Leave the images aside and repeat the whole listing exactly.

== Segment start ==

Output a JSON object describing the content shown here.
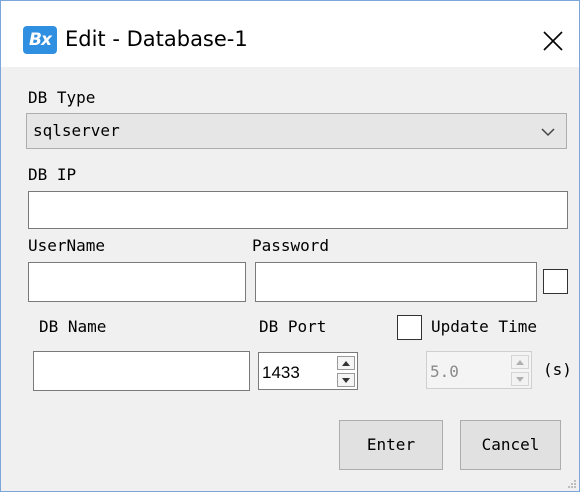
{
  "window": {
    "title": "Edit - Database-1",
    "app_icon_text": "Bx"
  },
  "fields": {
    "db_type_label": "DB Type",
    "db_type_value": "sqlserver",
    "db_ip_label": "DB IP",
    "db_ip_value": "",
    "username_label": "UserName",
    "username_value": "",
    "password_label": "Password",
    "password_value": "",
    "db_name_label": "DB Name",
    "db_name_value": "",
    "db_port_label": "DB Port",
    "db_port_value": "1433",
    "update_time_label": "Update Time",
    "update_time_value": "5.0",
    "unit_label": "(s)"
  },
  "checkboxes": {
    "show_password_checked": false,
    "update_time_checked": false
  },
  "buttons": {
    "enter": "Enter",
    "cancel": "Cancel"
  },
  "icons": [
    "app-icon",
    "close-icon",
    "chevron-down-icon",
    "spin-up-icon",
    "spin-down-icon",
    "resize-grip-icon"
  ],
  "colors": {
    "window_border": "#7aa7d9",
    "app_icon": "#2f8fe0",
    "background": "#f0f0f0"
  }
}
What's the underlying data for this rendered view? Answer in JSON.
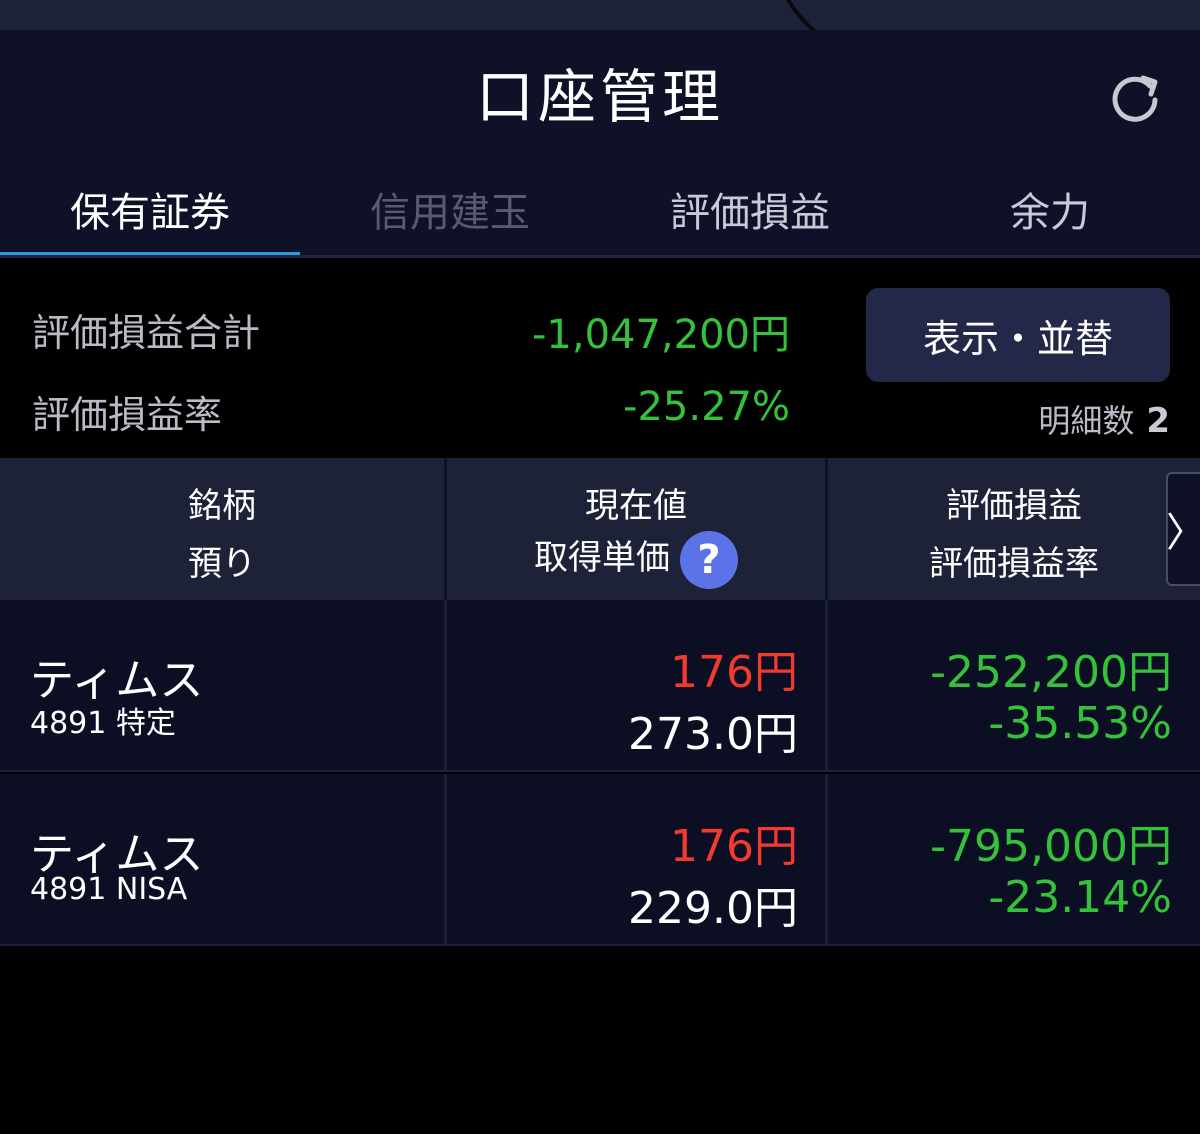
{
  "header": {
    "title": "口座管理"
  },
  "tabs": [
    {
      "label": "保有証券",
      "active": true
    },
    {
      "label": "信用建玉",
      "disabled": true
    },
    {
      "label": "評価損益"
    },
    {
      "label": "余力"
    }
  ],
  "summary": {
    "total_label": "評価損益合計",
    "total_value": "-1,047,200円",
    "rate_label": "評価損益率",
    "rate_value": "-25.27%",
    "display_sort_label": "表示・並替",
    "detail_count_label": "明細数",
    "detail_count_value": "2"
  },
  "table": {
    "col1_line1": "銘柄",
    "col1_line2": "預り",
    "col2_line1": "現在値",
    "col2_line2": "取得単価",
    "col3_line1": "評価損益",
    "col3_line2": "評価損益率",
    "scroll_glyph": "〉",
    "help_glyph": "?",
    "rows": [
      {
        "name": "ティムス",
        "sub": "4891 特定",
        "current": "176円",
        "cost": "273.0円",
        "pl": "-252,200円",
        "rate": "-35.53%"
      },
      {
        "name": "ティムス",
        "sub": "4891 NISA",
        "current": "176円",
        "cost": "229.0円",
        "pl": "-795,000円",
        "rate": "-23.14%"
      }
    ]
  },
  "colors": {
    "background": "#000000",
    "header_bg": "#0e1128",
    "tab_accent": "#2e9bdc",
    "gain_negative": "#33c23a",
    "price_up": "#f23a2e",
    "button_bg": "#242848"
  }
}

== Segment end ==

YOUR RESPONSE >>
Output a JSON object describing the content shown here.
{
  "window": {
    "title": "Edit - Database-1",
    "app_icon_text": "Bx"
  },
  "fields": {
    "db_type_label": "DB Type",
    "db_type_value": "sqlserver",
    "db_ip_label": "DB IP",
    "db_ip_value": "",
    "username_label": "UserName",
    "username_value": "",
    "password_label": "Password",
    "password_value": "",
    "db_name_label": "DB Name",
    "db_name_value": "",
    "db_port_label": "DB Port",
    "db_port_value": "1433",
    "update_time_label": "Update Time",
    "update_time_value": "5.0",
    "unit_label": "(s)"
  },
  "checkboxes": {
    "show_password_checked": false,
    "update_time_checked": false
  },
  "buttons": {
    "enter": "Enter",
    "cancel": "Cancel"
  },
  "icons": [
    "app-icon",
    "close-icon",
    "chevron-down-icon",
    "spin-up-icon",
    "spin-down-icon",
    "resize-grip-icon"
  ],
  "colors": {
    "window_border": "#7aa7d9",
    "app_icon": "#2f8fe0",
    "background": "#f0f0f0"
  }
}
What's the underlying data for this rendered view? Answer in JSON.
{
  "header": {
    "title": "口座管理"
  },
  "tabs": [
    {
      "label": "保有証券",
      "active": true
    },
    {
      "label": "信用建玉",
      "disabled": true
    },
    {
      "label": "評価損益"
    },
    {
      "label": "余力"
    }
  ],
  "summary": {
    "total_label": "評価損益合計",
    "total_value": "-1,047,200円",
    "rate_label": "評価損益率",
    "rate_value": "-25.27%",
    "display_sort_label": "表示・並替",
    "detail_count_label": "明細数",
    "detail_count_value": "2"
  },
  "table": {
    "col1_line1": "銘柄",
    "col1_line2": "預り",
    "col2_line1": "現在値",
    "col2_line2": "取得単価",
    "col3_line1": "評価損益",
    "col3_line2": "評価損益率",
    "scroll_glyph": "〉",
    "help_glyph": "?",
    "rows": [
      {
        "name": "ティムス",
        "sub": "4891 特定",
        "current": "176円",
        "cost": "273.0円",
        "pl": "-252,200円",
        "rate": "-35.53%"
      },
      {
        "name": "ティムス",
        "sub": "4891 NISA",
        "current": "176円",
        "cost": "229.0円",
        "pl": "-795,000円",
        "rate": "-23.14%"
      }
    ]
  },
  "colors": {
    "background": "#000000",
    "header_bg": "#0e1128",
    "tab_accent": "#2e9bdc",
    "gain_negative": "#33c23a",
    "price_up": "#f23a2e",
    "button_bg": "#242848"
  }
}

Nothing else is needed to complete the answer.